This is a little post about some ways to convince a reluctant development team that experimentation is A Good Thing.
In our New Year’s morning stupor over a restorative cup of tea, my friend Luke was bemoaning how difficult it was to impress upon his development team the benefits of experimentation.
Being the binary-minded bunch of people we all know and love, his developers wanted to do things The Right Way™ from the outset. All very commendable, except Luke knew his team didn’t yet have enough context to truly know what the right approach truly needed to be.
He wanted to get them to experiment with a few different approaches as straw men intended to be knocked down, but through which he would help his team to gradually uncover greater truths about the context of the problem they were trying to solve. The problem was that his team saw doing the ‘wrong’ thing as a waste of time, and so were kicking back against any experimentation.
Luke was despairing slightly as he was struggling to convince his team and didn’t want to resort to pulling rank and just telling them to get on with it regardless.
I didn’t have any magic bullets to solve his problem, but I did have a couple of suggestions for Luke.
Provide more context #
My first suggestion was simply that Luke should try to share some more of the product context (scaling requirements, other design constraints) he clearly knew about with his team. Was there some way he could show his team more directly how and where the product would be used?
Do examples speed up a build? #
The second suggestion was to play a little game with his development team. I suggested that he split his developers into two groups. One group would be put in a room with nothing on the walls, no pictures, ideally no view outside; the metaphorical blank sheet of paper. The team would have a big box of Lego and be instructed to construct an object to be used for a specific purpose. The other group would be set the same task, but would have the benefit of lots of pictures of similar objects being used in different contexts as examples. Both teams would be timed and ideally videoed.
We reckoned that the first group starting from the ‘blank sheet of paper’ would take longer to agree on a design and build the object than the second group, and that the first group’s object would be less effective than the second group, which had the benefit of several examples as inspiration.
The idea was that the examples available to the second group are like the results of experimentation, namely that it’s easier to build something for a particular purpose if you already know a bit about what works and what doesn’t, hopefully demonstrating empirically to Luke’s developers why experimentation is worthwhile.
Benefits of rapid prototyping #
A good talk I keep returning to on the topic of rapid experimentation is one by Tom Chi at Mind The Product conference back in 2012. The whole talk is worth a view, but this bit from about halfway onwards (at 00:13:49) is useful:
Essentially Chi points out that, since you have a small chance of success of being right first time with your product idea (about 5% for most startups), by trying lots of different approaches as quickly as possible you will dramatically increase your odds of success.

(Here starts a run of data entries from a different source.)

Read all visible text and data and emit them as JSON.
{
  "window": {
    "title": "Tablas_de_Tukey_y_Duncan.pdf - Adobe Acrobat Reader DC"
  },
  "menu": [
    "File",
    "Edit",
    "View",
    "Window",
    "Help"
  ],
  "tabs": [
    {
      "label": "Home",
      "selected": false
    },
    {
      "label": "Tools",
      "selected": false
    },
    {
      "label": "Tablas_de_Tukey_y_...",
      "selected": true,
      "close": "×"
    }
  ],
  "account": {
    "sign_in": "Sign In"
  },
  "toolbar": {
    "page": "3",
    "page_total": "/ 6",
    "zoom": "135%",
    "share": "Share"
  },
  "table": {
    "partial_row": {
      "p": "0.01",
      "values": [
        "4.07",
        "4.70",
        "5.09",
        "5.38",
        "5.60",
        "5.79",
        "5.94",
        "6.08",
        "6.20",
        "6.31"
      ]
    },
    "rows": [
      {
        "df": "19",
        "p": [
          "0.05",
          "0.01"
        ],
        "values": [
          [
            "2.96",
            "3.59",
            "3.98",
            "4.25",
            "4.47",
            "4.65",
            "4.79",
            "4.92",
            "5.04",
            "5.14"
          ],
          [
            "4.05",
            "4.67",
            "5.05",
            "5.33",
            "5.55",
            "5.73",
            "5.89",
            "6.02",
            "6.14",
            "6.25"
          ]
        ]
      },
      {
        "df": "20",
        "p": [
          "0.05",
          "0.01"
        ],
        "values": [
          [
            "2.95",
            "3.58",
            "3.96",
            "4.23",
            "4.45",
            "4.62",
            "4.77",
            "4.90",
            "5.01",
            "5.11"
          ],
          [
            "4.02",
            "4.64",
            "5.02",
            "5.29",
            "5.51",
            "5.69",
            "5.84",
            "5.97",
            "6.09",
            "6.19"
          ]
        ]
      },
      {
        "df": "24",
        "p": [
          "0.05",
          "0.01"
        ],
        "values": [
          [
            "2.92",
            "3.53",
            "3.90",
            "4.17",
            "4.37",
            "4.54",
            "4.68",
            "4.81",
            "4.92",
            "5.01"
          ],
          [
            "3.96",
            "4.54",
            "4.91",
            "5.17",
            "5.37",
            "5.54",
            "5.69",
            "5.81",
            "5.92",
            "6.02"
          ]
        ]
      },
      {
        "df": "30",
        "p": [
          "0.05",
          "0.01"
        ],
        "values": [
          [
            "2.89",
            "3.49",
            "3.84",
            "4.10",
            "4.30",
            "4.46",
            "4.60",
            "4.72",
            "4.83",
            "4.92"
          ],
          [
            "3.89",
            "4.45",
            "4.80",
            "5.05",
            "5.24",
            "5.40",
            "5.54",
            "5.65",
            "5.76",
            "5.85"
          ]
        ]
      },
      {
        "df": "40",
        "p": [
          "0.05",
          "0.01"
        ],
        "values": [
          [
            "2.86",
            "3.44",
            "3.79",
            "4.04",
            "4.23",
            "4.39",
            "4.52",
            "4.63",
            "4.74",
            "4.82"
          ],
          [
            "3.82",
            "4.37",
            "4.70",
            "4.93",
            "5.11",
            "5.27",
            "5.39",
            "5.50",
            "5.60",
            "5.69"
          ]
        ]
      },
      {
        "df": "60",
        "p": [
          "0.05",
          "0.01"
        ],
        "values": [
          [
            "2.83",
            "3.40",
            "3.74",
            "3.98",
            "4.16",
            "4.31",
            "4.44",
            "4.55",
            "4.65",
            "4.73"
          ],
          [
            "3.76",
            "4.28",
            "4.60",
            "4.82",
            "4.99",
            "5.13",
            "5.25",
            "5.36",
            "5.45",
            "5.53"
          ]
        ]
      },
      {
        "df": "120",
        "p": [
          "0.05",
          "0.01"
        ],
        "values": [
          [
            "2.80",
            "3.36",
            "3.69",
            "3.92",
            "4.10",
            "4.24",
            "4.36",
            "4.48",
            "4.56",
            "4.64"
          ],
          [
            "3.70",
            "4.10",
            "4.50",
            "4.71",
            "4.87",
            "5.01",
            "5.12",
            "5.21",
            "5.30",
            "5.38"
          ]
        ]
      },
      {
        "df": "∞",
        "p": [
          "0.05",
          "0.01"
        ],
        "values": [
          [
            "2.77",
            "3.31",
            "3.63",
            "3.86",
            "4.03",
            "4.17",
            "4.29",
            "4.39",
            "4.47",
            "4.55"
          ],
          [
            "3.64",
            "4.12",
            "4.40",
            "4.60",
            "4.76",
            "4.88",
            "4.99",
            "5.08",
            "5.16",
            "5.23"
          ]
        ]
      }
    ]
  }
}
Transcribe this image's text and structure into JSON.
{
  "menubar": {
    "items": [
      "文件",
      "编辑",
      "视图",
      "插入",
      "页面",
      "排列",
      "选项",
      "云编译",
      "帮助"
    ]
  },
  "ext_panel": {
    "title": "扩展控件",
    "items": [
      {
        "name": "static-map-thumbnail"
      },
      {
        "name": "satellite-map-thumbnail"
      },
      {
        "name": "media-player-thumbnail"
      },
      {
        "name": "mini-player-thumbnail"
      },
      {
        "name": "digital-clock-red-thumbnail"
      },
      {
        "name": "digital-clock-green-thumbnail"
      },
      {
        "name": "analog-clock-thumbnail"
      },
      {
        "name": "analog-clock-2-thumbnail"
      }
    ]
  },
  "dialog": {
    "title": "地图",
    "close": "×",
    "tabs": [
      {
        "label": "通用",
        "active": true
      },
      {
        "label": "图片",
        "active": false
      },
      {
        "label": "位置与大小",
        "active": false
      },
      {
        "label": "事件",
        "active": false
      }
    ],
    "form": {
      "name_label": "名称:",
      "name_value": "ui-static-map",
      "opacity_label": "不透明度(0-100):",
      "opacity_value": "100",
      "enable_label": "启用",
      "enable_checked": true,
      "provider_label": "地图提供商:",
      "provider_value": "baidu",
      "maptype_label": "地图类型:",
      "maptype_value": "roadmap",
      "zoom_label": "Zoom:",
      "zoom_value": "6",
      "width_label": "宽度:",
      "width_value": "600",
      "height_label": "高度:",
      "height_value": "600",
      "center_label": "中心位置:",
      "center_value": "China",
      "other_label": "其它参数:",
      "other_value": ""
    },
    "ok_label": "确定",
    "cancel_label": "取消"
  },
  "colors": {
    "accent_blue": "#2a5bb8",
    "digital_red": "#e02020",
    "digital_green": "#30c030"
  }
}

Luke may or may not give my suggestions a try. Personally, I’d also think twice before taking product advice from a moderately hungover Jock. I’ll report back if he does.